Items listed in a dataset
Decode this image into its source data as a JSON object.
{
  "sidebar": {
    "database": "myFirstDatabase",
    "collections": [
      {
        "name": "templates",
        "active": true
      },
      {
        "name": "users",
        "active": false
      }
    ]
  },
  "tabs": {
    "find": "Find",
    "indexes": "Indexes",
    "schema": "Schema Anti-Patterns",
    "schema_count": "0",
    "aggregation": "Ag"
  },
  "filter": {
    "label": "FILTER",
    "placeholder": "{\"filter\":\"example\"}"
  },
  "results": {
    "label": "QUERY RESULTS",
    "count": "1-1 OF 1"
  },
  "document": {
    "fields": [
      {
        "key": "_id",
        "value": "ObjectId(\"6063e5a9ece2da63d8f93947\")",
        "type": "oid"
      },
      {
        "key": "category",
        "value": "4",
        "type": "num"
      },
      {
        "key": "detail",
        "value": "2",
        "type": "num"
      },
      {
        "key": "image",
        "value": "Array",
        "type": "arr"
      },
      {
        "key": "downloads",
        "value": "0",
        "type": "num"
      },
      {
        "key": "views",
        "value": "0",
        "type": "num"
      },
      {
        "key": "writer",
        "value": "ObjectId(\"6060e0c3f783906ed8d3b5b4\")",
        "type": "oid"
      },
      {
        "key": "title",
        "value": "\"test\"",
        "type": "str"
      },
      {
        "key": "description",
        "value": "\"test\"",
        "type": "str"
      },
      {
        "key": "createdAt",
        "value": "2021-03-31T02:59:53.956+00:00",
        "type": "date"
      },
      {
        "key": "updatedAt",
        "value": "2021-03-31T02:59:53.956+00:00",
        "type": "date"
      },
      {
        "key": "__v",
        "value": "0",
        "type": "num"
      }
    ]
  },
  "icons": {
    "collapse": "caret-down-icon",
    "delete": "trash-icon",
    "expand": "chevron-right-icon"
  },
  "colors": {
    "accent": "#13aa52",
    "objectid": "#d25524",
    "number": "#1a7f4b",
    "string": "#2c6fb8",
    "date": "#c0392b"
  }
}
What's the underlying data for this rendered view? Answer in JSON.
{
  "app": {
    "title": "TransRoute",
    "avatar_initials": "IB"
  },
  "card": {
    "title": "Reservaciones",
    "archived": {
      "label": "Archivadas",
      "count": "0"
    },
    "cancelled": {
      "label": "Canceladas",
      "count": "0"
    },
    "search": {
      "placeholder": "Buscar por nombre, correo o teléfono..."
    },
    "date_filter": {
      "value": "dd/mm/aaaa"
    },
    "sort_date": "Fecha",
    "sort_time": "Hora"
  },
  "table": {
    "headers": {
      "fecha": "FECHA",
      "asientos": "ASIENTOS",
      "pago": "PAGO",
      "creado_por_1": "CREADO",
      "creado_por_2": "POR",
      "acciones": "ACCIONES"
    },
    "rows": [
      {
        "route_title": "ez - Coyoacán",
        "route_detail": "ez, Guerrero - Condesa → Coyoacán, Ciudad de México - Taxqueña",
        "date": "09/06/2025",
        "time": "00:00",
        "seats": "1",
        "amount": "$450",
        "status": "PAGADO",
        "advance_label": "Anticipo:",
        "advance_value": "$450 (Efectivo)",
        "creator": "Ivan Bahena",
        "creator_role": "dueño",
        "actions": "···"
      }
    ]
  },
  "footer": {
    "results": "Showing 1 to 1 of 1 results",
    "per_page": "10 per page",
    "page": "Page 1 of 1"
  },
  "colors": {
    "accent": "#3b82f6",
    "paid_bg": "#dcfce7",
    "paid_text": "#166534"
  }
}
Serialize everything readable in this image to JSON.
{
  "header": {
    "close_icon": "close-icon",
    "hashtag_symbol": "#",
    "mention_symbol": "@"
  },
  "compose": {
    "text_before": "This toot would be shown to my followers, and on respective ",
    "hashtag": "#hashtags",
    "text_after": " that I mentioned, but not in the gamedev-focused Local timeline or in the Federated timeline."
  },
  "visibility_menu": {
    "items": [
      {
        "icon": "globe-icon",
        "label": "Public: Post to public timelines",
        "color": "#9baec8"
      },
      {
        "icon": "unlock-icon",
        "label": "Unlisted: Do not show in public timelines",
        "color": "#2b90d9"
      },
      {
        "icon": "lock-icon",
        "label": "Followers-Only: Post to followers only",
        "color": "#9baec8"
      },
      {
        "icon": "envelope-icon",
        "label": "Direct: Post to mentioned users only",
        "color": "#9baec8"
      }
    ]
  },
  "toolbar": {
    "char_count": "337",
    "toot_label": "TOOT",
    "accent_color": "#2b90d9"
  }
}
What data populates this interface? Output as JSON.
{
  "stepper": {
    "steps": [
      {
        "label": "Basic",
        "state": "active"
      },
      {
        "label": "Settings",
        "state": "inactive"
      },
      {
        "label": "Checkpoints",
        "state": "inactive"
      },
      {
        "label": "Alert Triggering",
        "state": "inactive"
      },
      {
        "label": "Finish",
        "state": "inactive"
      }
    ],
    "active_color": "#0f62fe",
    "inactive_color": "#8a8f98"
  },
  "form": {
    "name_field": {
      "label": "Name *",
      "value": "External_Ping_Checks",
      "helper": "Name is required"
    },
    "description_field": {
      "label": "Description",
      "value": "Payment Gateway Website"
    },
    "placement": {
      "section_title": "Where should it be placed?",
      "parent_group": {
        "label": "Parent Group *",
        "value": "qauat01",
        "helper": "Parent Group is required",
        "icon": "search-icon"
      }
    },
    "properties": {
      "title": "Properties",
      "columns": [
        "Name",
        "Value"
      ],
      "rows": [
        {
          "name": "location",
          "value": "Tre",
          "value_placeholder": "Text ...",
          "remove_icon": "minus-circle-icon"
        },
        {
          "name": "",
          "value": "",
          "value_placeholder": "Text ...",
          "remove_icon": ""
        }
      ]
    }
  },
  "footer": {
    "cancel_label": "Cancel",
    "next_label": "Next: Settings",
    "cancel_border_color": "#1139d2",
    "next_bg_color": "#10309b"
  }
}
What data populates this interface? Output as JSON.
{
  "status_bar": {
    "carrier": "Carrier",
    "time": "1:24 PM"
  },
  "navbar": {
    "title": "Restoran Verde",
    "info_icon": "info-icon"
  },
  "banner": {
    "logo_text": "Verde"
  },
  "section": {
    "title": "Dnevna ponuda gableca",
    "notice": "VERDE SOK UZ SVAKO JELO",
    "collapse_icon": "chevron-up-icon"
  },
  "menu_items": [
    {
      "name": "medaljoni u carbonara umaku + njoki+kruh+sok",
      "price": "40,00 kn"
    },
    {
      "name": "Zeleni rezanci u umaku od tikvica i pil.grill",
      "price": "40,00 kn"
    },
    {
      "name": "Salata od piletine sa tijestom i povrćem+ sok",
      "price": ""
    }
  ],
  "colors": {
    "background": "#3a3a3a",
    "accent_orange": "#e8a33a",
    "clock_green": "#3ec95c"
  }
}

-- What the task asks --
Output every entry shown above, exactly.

-- Response to the task --
Decode this image into its source data as a JSON object.
{
  "sidebar": {
    "database": "myFirstDatabase",
    "collections": [
      {
        "name": "templates",
        "active": true
      },
      {
        "name": "users",
        "active": false
      }
    ]
  },
  "tabs": {
    "find": "Find",
    "indexes": "Indexes",
    "schema": "Schema Anti-Patterns",
    "schema_count": "0",
    "aggregation": "Ag"
  },
  "filter": {
    "label": "FILTER",
    "placeholder": "{\"filter\":\"example\"}"
  },
  "results": {
    "label": "QUERY RESULTS",
    "count": "1-1 OF 1"
  },
  "document": {
    "fields": [
      {
        "key": "_id",
        "value": "ObjectId(\"6063e5a9ece2da63d8f93947\")",
        "type": "oid"
      },
      {
        "key": "category",
        "value": "4",
        "type": "num"
      },
      {
        "key": "detail",
        "value": "2",
        "type": "num"
      },
      {
        "key": "image",
        "value": "Array",
        "type": "arr"
      },
      {
        "key": "downloads",
        "value": "0",
        "type": "num"
      },
      {
        "key": "views",
        "value": "0",
        "type": "num"
      },
      {
        "key": "writer",
        "value": "ObjectId(\"6060e0c3f783906ed8d3b5b4\")",
        "type": "oid"
      },
      {
        "key": "title",
        "value": "\"test\"",
        "type": "str"
      },
      {
        "key": "description",
        "value": "\"test\"",
        "type": "str"
      },
      {
        "key": "createdAt",
        "value": "2021-03-31T02:59:53.956+00:00",
        "type": "date"
      },
      {
        "key": "updatedAt",
        "value": "2021-03-31T02:59:53.956+00:00",
        "type": "date"
      },
      {
        "key": "__v",
        "value": "0",
        "type": "num"
      }
    ]
  },
  "icons": {
    "collapse": "caret-down-icon",
    "delete": "trash-icon",
    "expand": "chevron-right-icon"
  },
  "colors": {
    "accent": "#13aa52",
    "objectid": "#d25524",
    "number": "#1a7f4b",
    "string": "#2c6fb8",
    "date": "#c0392b"
  }
}
What's the underlying data for this rendered view? Answer in JSON.
{
  "app": {
    "title": "TransRoute",
    "avatar_initials": "IB"
  },
  "card": {
    "title": "Reservaciones",
    "archived": {
      "label": "Archivadas",
      "count": "0"
    },
    "cancelled": {
      "label": "Canceladas",
      "count": "0"
    },
    "search": {
      "placeholder": "Buscar por nombre, correo o teléfono..."
    },
    "date_filter": {
      "value": "dd/mm/aaaa"
    },
    "sort_date": "Fecha",
    "sort_time": "Hora"
  },
  "table": {
    "headers": {
      "fecha": "FECHA",
      "asientos": "ASIENTOS",
      "pago": "PAGO",
      "creado_por_1": "CREADO",
      "creado_por_2": "POR",
      "acciones": "ACCIONES"
    },
    "rows": [
      {
        "route_title": "ez - Coyoacán",
        "route_detail": "ez, Guerrero - Condesa → Coyoacán, Ciudad de México - Taxqueña",
        "date": "09/06/2025",
        "time": "00:00",
        "seats": "1",
        "amount": "$450",
        "status": "PAGADO",
        "advance_label": "Anticipo:",
        "advance_value": "$450 (Efectivo)",
        "creator": "Ivan Bahena",
        "creator_role": "dueño",
        "actions": "···"
      }
    ]
  },
  "footer": {
    "results": "Showing 1 to 1 of 1 results",
    "per_page": "10 per page",
    "page": "Page 1 of 1"
  },
  "colors": {
    "accent": "#3b82f6",
    "paid_bg": "#dcfce7",
    "paid_text": "#166534"
  }
}
Serialize everything readable in this image to JSON.
{
  "header": {
    "close_icon": "close-icon",
    "hashtag_symbol": "#",
    "mention_symbol": "@"
  },
  "compose": {
    "text_before": "This toot would be shown to my followers, and on respective ",
    "hashtag": "#hashtags",
    "text_after": " that I mentioned, but not in the gamedev-focused Local timeline or in the Federated timeline."
  },
  "visibility_menu": {
    "items": [
      {
        "icon": "globe-icon",
        "label": "Public: Post to public timelines",
        "color": "#9baec8"
      },
      {
        "icon": "unlock-icon",
        "label": "Unlisted: Do not show in public timelines",
        "color": "#2b90d9"
      },
      {
        "icon": "lock-icon",
        "label": "Followers-Only: Post to followers only",
        "color": "#9baec8"
      },
      {
        "icon": "envelope-icon",
        "label": "Direct: Post to mentioned users only",
        "color": "#9baec8"
      }
    ]
  },
  "toolbar": {
    "char_count": "337",
    "toot_label": "TOOT",
    "accent_color": "#2b90d9"
  }
}
What data populates this interface? Output as JSON.
{
  "stepper": {
    "steps": [
      {
        "label": "Basic",
        "state": "active"
      },
      {
        "label": "Settings",
        "state": "inactive"
      },
      {
        "label": "Checkpoints",
        "state": "inactive"
      },
      {
        "label": "Alert Triggering",
        "state": "inactive"
      },
      {
        "label": "Finish",
        "state": "inactive"
      }
    ],
    "active_color": "#0f62fe",
    "inactive_color": "#8a8f98"
  },
  "form": {
    "name_field": {
      "label": "Name *",
      "value": "External_Ping_Checks",
      "helper": "Name is required"
    },
    "description_field": {
      "label": "Description",
      "value": "Payment Gateway Website"
    },
    "placement": {
      "section_title": "Where should it be placed?",
      "parent_group": {
        "label": "Parent Group *",
        "value": "qauat01",
        "helper": "Parent Group is required",
        "icon": "search-icon"
      }
    },
    "properties": {
      "title": "Properties",
      "columns": [
        "Name",
        "Value"
      ],
      "rows": [
        {
          "name": "location",
          "value": "Tre",
          "value_placeholder": "Text ...",
          "remove_icon": "minus-circle-icon"
        },
        {
          "name": "",
          "value": "",
          "value_placeholder": "Text ...",
          "remove_icon": ""
        }
      ]
    }
  },
  "footer": {
    "cancel_label": "Cancel",
    "next_label": "Next: Settings",
    "cancel_border_color": "#1139d2",
    "next_bg_color": "#10309b"
  }
}
What data populates this interface? Output as JSON.
{
  "status_bar": {
    "carrier": "Carrier",
    "time": "1:24 PM"
  },
  "navbar": {
    "title": "Restoran Verde",
    "info_icon": "info-icon"
  },
  "banner": {
    "logo_text": "Verde"
  },
  "section": {
    "title": "Dnevna ponuda gableca",
    "notice": "VERDE SOK UZ SVAKO JELO",
    "collapse_icon": "chevron-up-icon"
  },
  "menu_items": [
    {
      "name": "medaljoni u carbonara umaku + njoki+kruh+sok",
      "price": "40,00 kn"
    },
    {
      "name": "Zeleni rezanci u umaku od tikvica i pil.grill",
      "price": "40,00 kn"
    },
    {
      "name": "Salata od piletine sa tijestom i povrćem+ sok",
      "price": ""
    }
  ],
  "colors": {
    "background": "#3a3a3a",
    "accent_orange": "#e8a33a",
    "clock_green": "#3ec95c"
  }
}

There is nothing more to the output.